(DATA EXTRACT begins)

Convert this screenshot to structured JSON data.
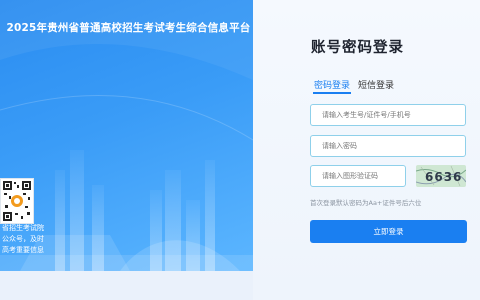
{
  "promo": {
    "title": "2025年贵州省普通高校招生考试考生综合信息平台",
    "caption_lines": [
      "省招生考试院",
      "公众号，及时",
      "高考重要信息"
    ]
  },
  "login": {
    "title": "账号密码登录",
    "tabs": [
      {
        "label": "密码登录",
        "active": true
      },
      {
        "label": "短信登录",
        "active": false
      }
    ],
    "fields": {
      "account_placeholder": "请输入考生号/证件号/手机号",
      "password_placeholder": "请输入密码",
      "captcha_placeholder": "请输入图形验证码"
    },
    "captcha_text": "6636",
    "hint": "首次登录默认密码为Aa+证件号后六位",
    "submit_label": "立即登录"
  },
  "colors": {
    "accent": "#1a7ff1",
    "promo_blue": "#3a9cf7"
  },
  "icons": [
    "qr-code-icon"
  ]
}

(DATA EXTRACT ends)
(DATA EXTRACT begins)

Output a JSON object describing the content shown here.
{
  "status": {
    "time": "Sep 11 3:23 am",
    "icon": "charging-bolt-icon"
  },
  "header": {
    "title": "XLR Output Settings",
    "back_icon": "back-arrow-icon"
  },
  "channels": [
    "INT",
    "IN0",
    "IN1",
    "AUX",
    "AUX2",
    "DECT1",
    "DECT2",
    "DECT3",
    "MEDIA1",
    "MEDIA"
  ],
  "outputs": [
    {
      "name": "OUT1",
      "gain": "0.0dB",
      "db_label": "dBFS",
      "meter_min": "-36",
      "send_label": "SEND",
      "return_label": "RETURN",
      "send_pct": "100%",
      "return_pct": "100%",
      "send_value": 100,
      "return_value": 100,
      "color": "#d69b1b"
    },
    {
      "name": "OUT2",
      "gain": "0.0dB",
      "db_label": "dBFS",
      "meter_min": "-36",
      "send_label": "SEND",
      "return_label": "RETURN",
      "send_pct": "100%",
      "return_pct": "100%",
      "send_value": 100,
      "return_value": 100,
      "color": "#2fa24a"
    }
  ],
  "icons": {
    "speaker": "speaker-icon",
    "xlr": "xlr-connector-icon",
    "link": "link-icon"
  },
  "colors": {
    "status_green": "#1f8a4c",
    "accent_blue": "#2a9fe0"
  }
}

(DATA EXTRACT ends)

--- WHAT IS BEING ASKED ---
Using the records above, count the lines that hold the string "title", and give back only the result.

--- EXPECTED ANSWER ---
3